I don't know if you have used task cards yet in your classroom. I had never heard of them until I started hanging around the Teachers Pay Teachers forums, and reading some of the other blogs. Even after I heard about them, I was afraid they were too elementary. It seems like the elementary teachers are often the ones talking about task cards. Boy.....I was missing out. I haven't used a few sets, in a couple of different ways, and plan to use them more often (I am teaching all high school this year).
If you haven't used task cards in your classroom yet, they can be used a lot of different ways. They could be a warm-up or closure activity that is used with a projector (in my set I created a full-size version and a 4 per page, card version). They could also be used for review activities such as "scoot," "roam the room," or put a few at each station. Another one of my favorite things about task cards is that they are easy to differentiate. In my set there are 5 different levels of questions on each topic. You can certainly pick and choose which cards you use, or which cards are used by each student (you can even assign them card numbers to work on).

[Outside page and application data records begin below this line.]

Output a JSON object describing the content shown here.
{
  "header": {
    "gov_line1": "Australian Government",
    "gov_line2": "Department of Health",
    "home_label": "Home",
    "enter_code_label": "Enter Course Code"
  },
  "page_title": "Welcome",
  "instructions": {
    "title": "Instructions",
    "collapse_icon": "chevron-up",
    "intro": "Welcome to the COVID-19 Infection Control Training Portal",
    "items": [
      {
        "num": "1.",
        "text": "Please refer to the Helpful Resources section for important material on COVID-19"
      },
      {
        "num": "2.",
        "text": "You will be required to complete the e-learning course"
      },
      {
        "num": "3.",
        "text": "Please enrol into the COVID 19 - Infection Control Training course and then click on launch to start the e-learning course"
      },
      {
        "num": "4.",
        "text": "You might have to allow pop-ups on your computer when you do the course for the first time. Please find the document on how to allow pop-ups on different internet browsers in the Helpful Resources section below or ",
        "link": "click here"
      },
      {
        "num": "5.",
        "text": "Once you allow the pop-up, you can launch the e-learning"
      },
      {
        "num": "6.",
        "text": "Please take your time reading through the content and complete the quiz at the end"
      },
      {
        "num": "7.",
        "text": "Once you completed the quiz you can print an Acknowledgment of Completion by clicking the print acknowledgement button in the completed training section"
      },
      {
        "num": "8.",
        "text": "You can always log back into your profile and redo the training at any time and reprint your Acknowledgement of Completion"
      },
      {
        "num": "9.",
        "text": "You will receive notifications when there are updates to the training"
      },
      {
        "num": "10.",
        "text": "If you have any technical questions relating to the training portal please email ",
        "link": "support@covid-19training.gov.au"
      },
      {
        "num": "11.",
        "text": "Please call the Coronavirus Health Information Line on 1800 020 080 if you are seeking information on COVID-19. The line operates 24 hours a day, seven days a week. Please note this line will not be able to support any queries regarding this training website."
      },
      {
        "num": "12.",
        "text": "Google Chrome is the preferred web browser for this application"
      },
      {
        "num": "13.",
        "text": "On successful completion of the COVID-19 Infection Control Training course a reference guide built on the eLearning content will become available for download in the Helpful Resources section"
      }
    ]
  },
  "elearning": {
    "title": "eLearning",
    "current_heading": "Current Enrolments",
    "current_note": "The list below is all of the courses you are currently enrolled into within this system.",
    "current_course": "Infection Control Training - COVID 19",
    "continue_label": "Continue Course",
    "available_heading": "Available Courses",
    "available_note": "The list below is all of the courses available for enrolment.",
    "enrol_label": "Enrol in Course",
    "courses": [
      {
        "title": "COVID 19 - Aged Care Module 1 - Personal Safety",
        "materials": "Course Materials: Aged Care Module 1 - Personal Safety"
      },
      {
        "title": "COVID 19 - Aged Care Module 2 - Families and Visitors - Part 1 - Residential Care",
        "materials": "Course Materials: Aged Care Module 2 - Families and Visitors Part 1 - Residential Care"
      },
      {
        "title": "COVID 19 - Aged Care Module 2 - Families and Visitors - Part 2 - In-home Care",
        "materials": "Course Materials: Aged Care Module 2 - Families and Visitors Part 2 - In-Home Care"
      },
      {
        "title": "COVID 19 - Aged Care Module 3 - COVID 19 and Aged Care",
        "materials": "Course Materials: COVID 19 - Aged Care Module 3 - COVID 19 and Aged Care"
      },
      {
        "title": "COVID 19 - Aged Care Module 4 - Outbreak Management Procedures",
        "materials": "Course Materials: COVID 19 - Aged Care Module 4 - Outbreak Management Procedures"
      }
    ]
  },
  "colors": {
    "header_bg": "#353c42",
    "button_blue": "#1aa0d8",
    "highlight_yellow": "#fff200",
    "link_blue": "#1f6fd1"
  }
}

I created my first set to post on Teachers Pay Teachers. See the picture preview below.
They are human body systems task cards. This is a topic that is commonly taught in 4th grade, again in middle school, and again in high school (at least here in NY). These cards go from a basic level to more complex. They include a total of 50 cards, where 5 of the cards on the human body systems in general, or together, and then there are 5 cards on each body system.
Here is my first bit of feedback! That makes my day!!
These are also part of a larger bundle of human body activities, which include labs and foldables on the respiratory system, digestive system, circulatory system, skeletal and muscular system, and nervous and endocrine systems